I came to New York City to work as a first-year associate in a fabulous firm. The deal I made at that time with my family was that I would try the practice of law for three years — one for each year spent in law school — and then I’d move on to something else. Nearly 22 years later, I’m finally moving on. In the intervening time, I’ve had the good fortune to learn from and work with some of the best lawyers in the country, and I’ve had the opportunity to serve some terrific clients. In that period I also shifted from a full-time legal practice to the challenging discipline of law firm knowledge management. And that shift provided even more opportunities to learn — about the business of law, about the opportunities and challenges presented by technology and, most importantly, about how and why people share knowledge.
Now it’s time for me to take that learning and move outside a single firm and industry.
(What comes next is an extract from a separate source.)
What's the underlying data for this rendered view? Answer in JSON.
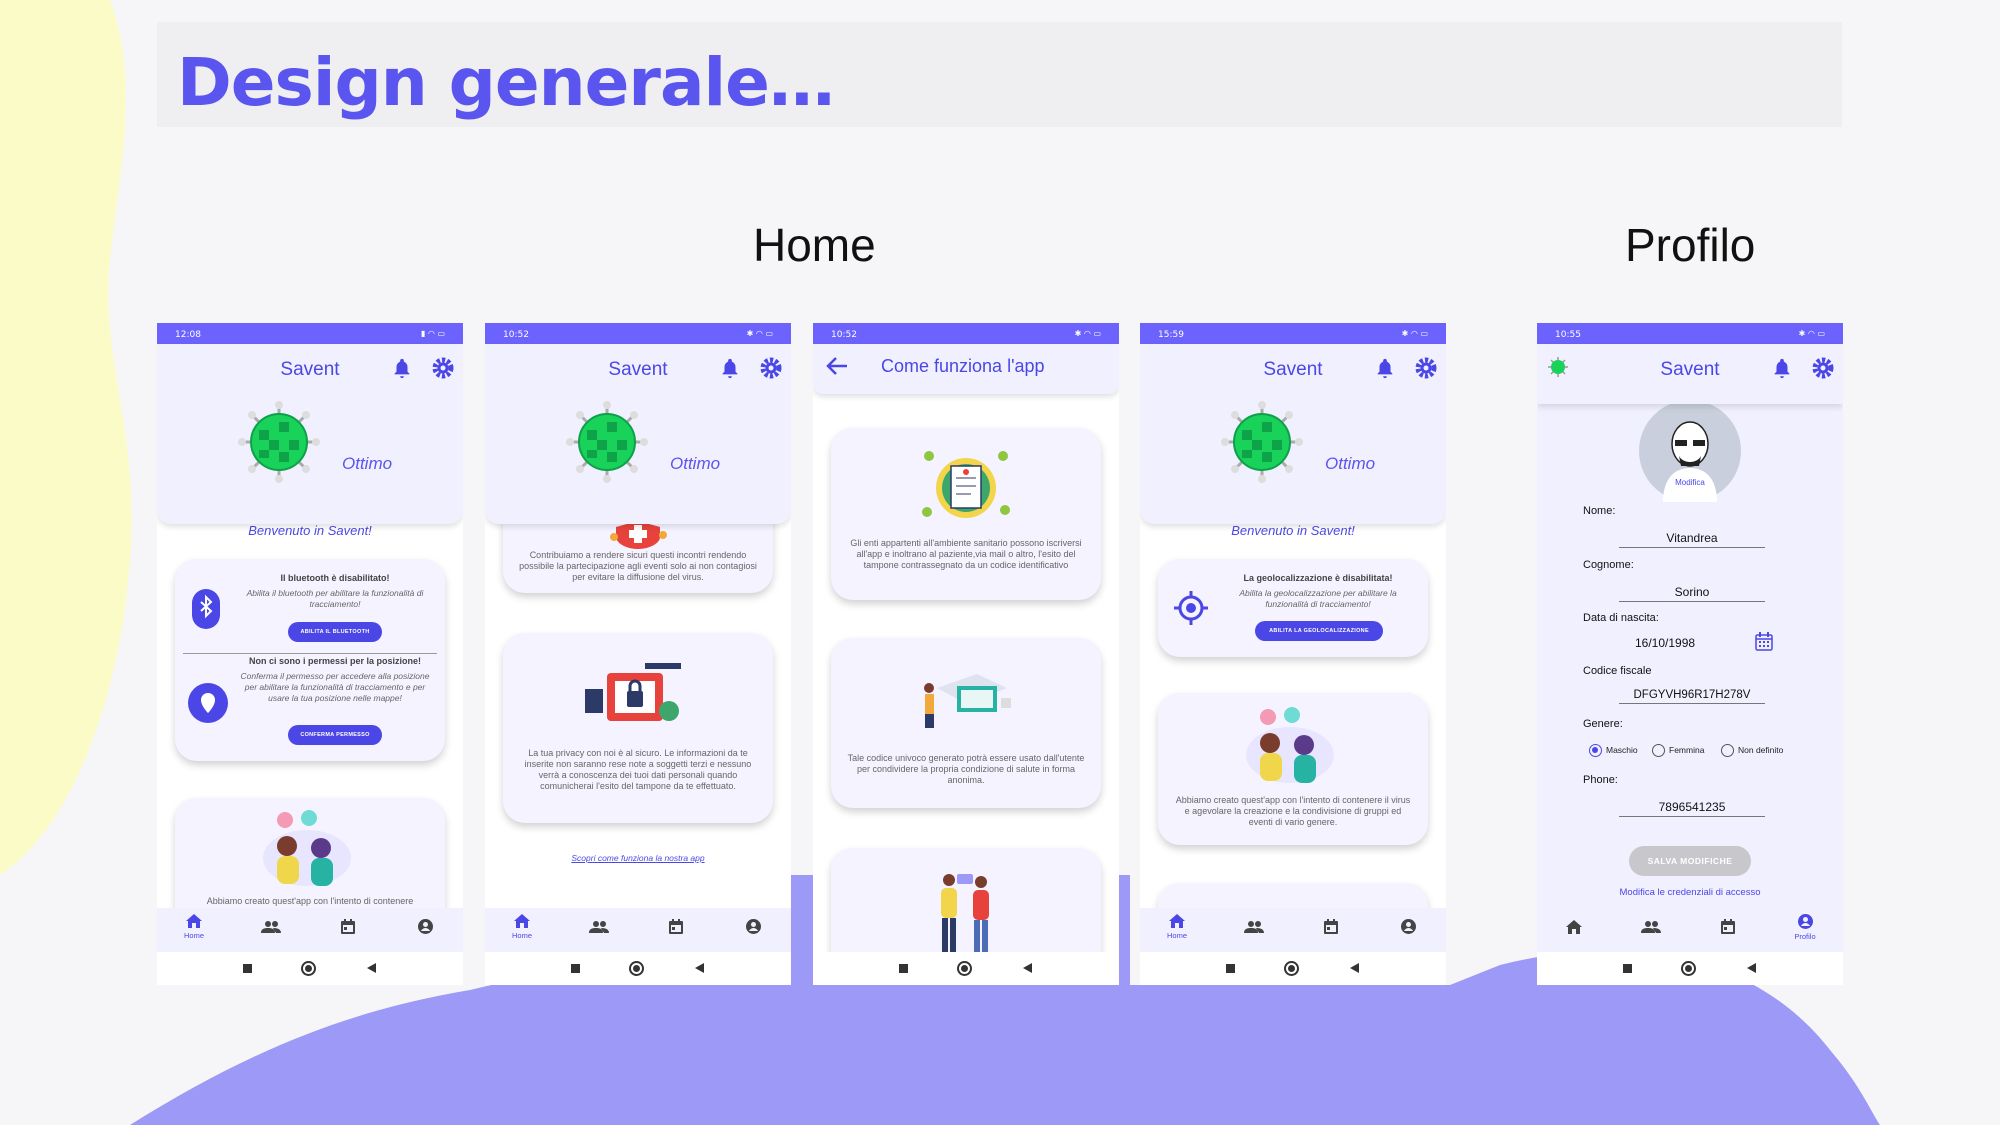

In fairness, I had been engaging externally for some time through this blog, via Twitter and by speaking at or organizing various knowledge management educational sessions, most notably those offered by the International Legal Technology Association (ILTA). In particular, the opportunities provided to me by ILTA to develop innovative session formats that improved the educational experience of attendees opened my eyes to the possibilities of helping others connect and learn in new ways.
So what’s next? To begin with, I’ve decided that for the next little while I’d like the flexibility of a portfolio of projects rather than a single employer. I also know that I’d like to stretch some muscles and use some talents that haven’t always found an outlet in the legal industry. Accordingly, I’ve lined up several projects that will allow me to build on strengths and learn some new skills.
- Technology. For years I’ve talked to technophiles about the critical importance of the people and process elements of knowledge management. I know some have thought this means that I’m a technophobe. In fact, nothing could be further from the truth. Rather, I’ve simply been frustrated by what can appear to be a blind faith in technology solutions implemented without due consideration for the human elements. Now I have a chance to put my learning (and rhetoric) to the test. I’m teaming up with a wonderful group of designers, developers and entrepreneurs in this country and abroad to create some new knowledge sharing tools. As we get closer to a working prototype I’ll tell you more about it here. For the time being, suffice it to say that we’re exploring new ways of making social media relevant and useful to segments of the business population that are still waiting for their social media road to Damascus moment.
- Education. I’ve been given the opportunity to help teach a class that is part of the Masters of Science in Information and Knowledge Strategy at Columbia University. It is an innovative hybrid program that combines brief residency periods with online learning. I’m very much looking forward to learning more about how this combination of face-to-face and distance learning contributes to a rich educational experience for the students. I expect it will provide a glimpse of how the education sector is reinventing itself to remain relevant. Again, more to come as I learn more.
- Writing. Since I began writing this blog nearly five years ago, I’ve discovered that writing is critical for me. It forces me to stretch — I read more and I think more. The reflection that good writing requires gives me an invaluable opportunity to learn and develop. So my plan is to write even more in 2013 than I have over the last few years. Expect more blog posts here and elsewhere.
- Facilitation. You only have to attend one pointless meeting to understand the value of good meeting facilitation. Over the last 15 years I’ve done a goodly amount of facilitating critical meetings, strategic planning efforts, retreats and workshops. For me, the joy in this work is seeing the attendees uncover their own truths. I don’t supply the answers, they do. And in the process they identify the strategic path they need to follow. This is hugely rewarding work and I plan to do more of it this year.
All of this adds up to a comfortably full plate. That said, if you see any interesting projects in which I might be helpful, please let me know. (You can always reach me at KMAdvice@gmail.com.) As I have discovered, I have only two speeds — fully engaged or resting. For the next few years, I want to be fully engaged.
2013 promises to be exciting. I hope you have a rewarding adventure this year as well.
Happy New Year!
[Photo Credit: Photon Bomb]